Rereading Thomas Carlyle’s “The French Revolution.”
Just finished “Nelson’s Trafalgar: The Battle That Changed the World” by Roy Adkins. Excellent, The best account of the battle I have yet read.
Haven’t decided on the next book. Will decide tonight. Lots to choose from.
Inside of a Dog
What Dogs See, Smell, and Know
What’s so Great About Christianity
“The Spy” ostensibly by Clive Cussler (”with” his collaborator on the Isaac Bell series, whose name escapes me)
First in a trilogy, set around WW1.
I finished re-reading the core Ender series by Orson Scott Card, and am moving on to all the sequels and related books and short stories that were written since the original. I figured I’d take in the whole Ender universe at once.
‘Criminological Theory”, “Criminology Today”, “Handbook of Criminology”, “The General Theory of Crime”, and Woodward’s “Obama’s War”
Teaching a new class in, you’ll never guess, criminology, and I have to pick the textbook. I also have to start getting ready for my comps next Spring.
I do hope to fit in “Moonwalking with Einstein” and “The Secret Knowledge: On the Dismantling of American Culture” by David Mamet before the summer ends as well as several technical books on malware.
I’m reading “The deliberate Dumbing Down Of America” by Charlotte Thomson Iserbyt.
It’s free to read online in PDF at: http://www.google.com/search?client=safari&rls=en&q=the+deliberate+dumbing+down+of+america+pdf&ie=UTF-8&oe=UTF-8
It documents the actions, papers, methods, books and names, over many decades, of those who used “Progressive Education” to teach Americans to stop thinking.
I did NOT know she'd come out with another installment! I'd say it's been more than six years.....unless there was one that I missed in the meantime.
Oh lordy, so many great suggestions on this thread and so little time.
Reading Game of Thrones, by George R.R.Martin, again, after watching the HBO series. Actually, it’s being read to me by Roy Dotrice, a masterful narrator. Helps greatly in making Atlanta traffic disappear!
I think I actually may have heard it about it for the first time on the last “What are you reading?” thread. :)
Anyway. I have to confess I have yet to check out the Freeper Book Club. But if there’s a way there to discuss books some of us are reading, I sure would like to get people’s thoughts on TFT.
"Bad Science" - Ben Goldacre. Brilliant debunking of quackery and pseudoscience.
"The Armada" - Garrett Mattingly. This one comes around in my re-read queue every few years. One of the best histories ever written.
In the on deck circle is "Quartered Safe Out Here" by George MacDonald Fraser. I have been loath to crack the cover on this one because it is the only book by GMF I have never read, and when I reach the last page there will be no more. Ave atque vale...
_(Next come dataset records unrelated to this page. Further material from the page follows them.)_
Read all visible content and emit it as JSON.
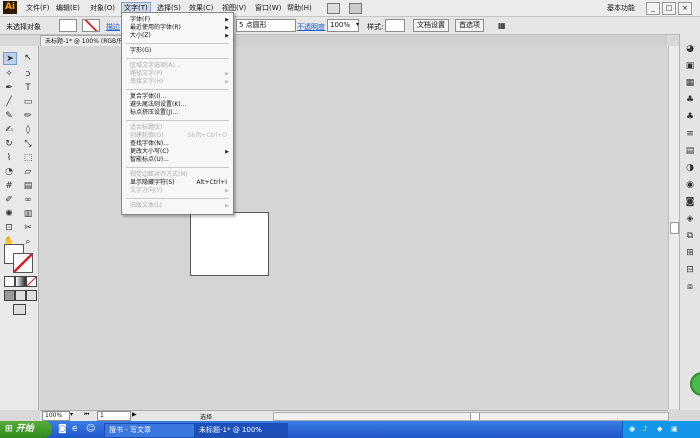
{
  "app": {
    "logo": "Ai",
    "workspace": "基本功能",
    "window_controls": [
      "_",
      "□",
      "×"
    ]
  },
  "menubar": {
    "items": [
      "文件(F)",
      "编辑(E)",
      "对象(O)",
      "文字(T)",
      "选择(S)",
      "效果(C)",
      "视图(V)",
      "窗口(W)",
      "帮助(H)"
    ]
  },
  "control_bar": {
    "selection": "未选择对象",
    "stroke_label": "描边",
    "brush": "5 点圆形",
    "opacity_label": "不透明度",
    "opacity_value": "100%",
    "style_label": "样式:",
    "doc_settings": "文档设置",
    "preferences": "首选项"
  },
  "document": {
    "tab_title": "未标题-1* @ 100% (RGB/预览)"
  },
  "type_menu": {
    "groups": [
      [
        {
          "label": "字体(F)",
          "enabled": true,
          "submenu": true
        },
        {
          "label": "最近使用的字体(R)",
          "enabled": true,
          "submenu": true
        },
        {
          "label": "大小(Z)",
          "enabled": true,
          "submenu": true
        }
      ],
      [
        {
          "label": "字形(G)",
          "enabled": true
        }
      ],
      [
        {
          "label": "区域文字选项(A)...",
          "enabled": false
        },
        {
          "label": "路径文字(P)",
          "enabled": false,
          "submenu": true
        },
        {
          "label": "串接文字(H)",
          "enabled": false,
          "submenu": true
        }
      ],
      [
        {
          "label": "复合字体(I)...",
          "enabled": true
        },
        {
          "label": "避头尾法则设置(K)...",
          "enabled": true
        },
        {
          "label": "标点挤压设置(J)...",
          "enabled": true
        }
      ],
      [
        {
          "label": "适合标题(E)",
          "enabled": false
        },
        {
          "label": "创建轮廓(O)",
          "enabled": false,
          "shortcut": "Shift+Ctrl+O"
        },
        {
          "label": "查找字体(N)...",
          "enabled": true
        },
        {
          "label": "更改大小写(C)",
          "enabled": true,
          "submenu": true
        },
        {
          "label": "智能标点(U)...",
          "enabled": true
        }
      ],
      [
        {
          "label": "视觉边距对齐方式(M)",
          "enabled": false
        },
        {
          "label": "显示隐藏字符(S)",
          "enabled": true,
          "shortcut": "Alt+Ctrl+I"
        },
        {
          "label": "文字方向(Y)",
          "enabled": false,
          "submenu": true
        }
      ],
      [
        {
          "label": "旧版文本(L)",
          "enabled": false,
          "submenu": true
        }
      ]
    ]
  },
  "status_bar": {
    "zoom": "100%",
    "page": "1",
    "tool": "选择"
  },
  "taskbar": {
    "start": "开始",
    "tasks": [
      "搜书 - 写文章",
      "未标题-1* @ 100%"
    ]
  },
  "colors": {
    "accent": "#1d5fcf",
    "taskbar": "#245edb",
    "start": "#3a9a2a"
  }
}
For insance, there is an instructive quote from President Woodrow Wilson responding to criticism that there was no national interest in our entry into WWI -- he said, (paraphrase) "There is also no selfishness in it." To me, this explains a lot. To a liberal, national interest in war is "selfish"; while no national interest is "noble". See how it works?